Extraction Operator David Fitzsimmons loads a batch of plant material inside an extraction unit at Organa Brands in Denver. Photo by Matthew Staver

It’s one thing to add botanically derived terpenes to your vape cartridges or infused products, but to extract highly volatile terpenes from cannabis requires a deft hand and attention to detail.

“The extraction of terpenes is not just a science, it’s an art,” said Jay Spall, lead extractor for San Diego-based Cannabiniers.

Spall uses a steam generator to extract the terpene molecules that have a high vapor pressure, meaning a low boiling point, to keep the molecules intact.

“They are very delicate molecules,” he added.

This method works for another reason: After the terpene extraction process, the cannabis can be dried, then extracted again for cannabinoids, including THC or CBD.

No Harsh Chemicals, Temperatures

Spall has been perfecting his method of cannabis extraction for about 10 years, drawing on a background in chemistry and biochemistry at the University of California, San Diego.

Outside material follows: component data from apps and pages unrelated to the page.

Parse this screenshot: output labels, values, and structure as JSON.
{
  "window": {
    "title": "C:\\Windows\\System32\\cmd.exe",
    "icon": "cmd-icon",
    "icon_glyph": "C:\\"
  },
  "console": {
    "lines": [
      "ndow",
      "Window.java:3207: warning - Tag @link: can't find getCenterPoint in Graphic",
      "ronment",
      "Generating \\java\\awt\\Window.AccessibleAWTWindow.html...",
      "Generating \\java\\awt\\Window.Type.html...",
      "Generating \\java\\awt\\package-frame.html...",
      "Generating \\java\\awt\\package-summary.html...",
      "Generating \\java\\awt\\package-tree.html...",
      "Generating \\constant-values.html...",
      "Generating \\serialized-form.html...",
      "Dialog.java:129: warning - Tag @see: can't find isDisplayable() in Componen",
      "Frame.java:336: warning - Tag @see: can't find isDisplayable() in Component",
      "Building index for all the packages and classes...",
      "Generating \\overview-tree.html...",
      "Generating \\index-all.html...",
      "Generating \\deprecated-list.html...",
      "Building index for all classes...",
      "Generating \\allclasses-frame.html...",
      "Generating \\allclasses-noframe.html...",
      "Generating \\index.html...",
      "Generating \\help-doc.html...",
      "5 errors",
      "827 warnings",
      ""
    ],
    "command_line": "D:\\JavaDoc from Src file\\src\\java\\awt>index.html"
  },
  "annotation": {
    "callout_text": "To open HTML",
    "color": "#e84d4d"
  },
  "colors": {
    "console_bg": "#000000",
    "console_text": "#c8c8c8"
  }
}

He quickly learned that his process must be gentle, because terpenes are fragile.

“You cannot use harsh chemicals,” he said. “You cannot use harsh temperatures.”

Terpenes are hydrocarbons, which means they’re volatile and will start to break down if heated. When they begin to break down they emit a foul odor, which will affect the flavor, smell and effect.

During extraction for THC, it’s common to smell bad aromas wafting from the cannabis.

“That’s usually the terpenes breaking down,” according to Spall.

At Cannabiniers, employees work with all types of cannabis flower, including plants grown indoors, outdoors or in a greenhouse.

Amber Hue is Key

But the most important characteristic is that the flower has a lot of trichomes, the crystals on the cannabis flower that generate terpenes.

Because terpenes help the cannabis plant to defend against pests and UV rays, some outdoor-grown plants have terpenes that are difficult to find in indoor plants. However, some indoor grows have lights that replicate outdoor conditions and lead to better, more diverse terpene content.

Spall prefers to work with freshly cut, frozen flower. He avoids cured cannabis because during the curing process the terpenes will break down and evaporate.

The ideal time to extract flower for terpenes, Spall said, is when the once-clear trichomes have begun to turn cloudy and slightly amber.

“You can never get it fully perfect, because it happens in a transition,” he added. “You get 5% or 20% amber. The timing is very difficult.”

To improve his processes, Spall will communicate with his cultivators to give them feedback about their end product.

“Talking to the grower and the breeder to get a special plant that has a higher terpene content is a good starting point,” he said.

But Spall believes there aren’t particular strains that offer better terpenes.

“I see value in all strains and the composition of terpenes it has,” Spall said.

Terp-Infused Brews

Much of what Spall extracts ends up in beer brewed by Two Roots Brewing in San Diego.

Kevin Barnes, the master brewer at Two Roots, uses cannabis terpenes to complement the terpenes that exist in hops. By introducing the cannabis terpenes, he can create flavor complexities not available with hops alone. (It should be noted, however, that the U.S. Alcohol and Tobacco Tax and Trade Bureau has blown the whistle on brews containing cannabis terpenes, including those produced by two Florida brewers.)

Both hops and some strains of cannabis contain the terpene myrcene, which gives off herbal and citrus notes commonly associated with hoppy beers such as India Pale Ales.

“The main point of doing this is showing the synergism of hops and cannabis and how closely related they are,” Barnes said.

When Barnes gets the terpenes from Spall, they’re similar to essential oils. Barnes adds the terpenes at the end of the brewing process to give the beer a bright, fresh hop character. He needs “very little terpenes” to make it work.

Two Roots Brewing is making two main products:

  • Beer with the alcohol removed, then THC or CBD and terpenes added.
  • Alcoholic beer with botanically derived terpenes added.

Most of the beer will at first be available only at dispensaries. Barnes also hopes to have CBD products that can be sold in natural food stores. Plus, the brewery plans to sell its full-alcohol beer infused with botanically derived terpenes in liquor stores and bars.

“It’s a pretty cool business model,” he said.

Barnes said adding terpenes doesn’t increase cost of production too much, because the brewery can use smaller quantities of hops.

“It sort of balances,” he noted.

Bart Schaneman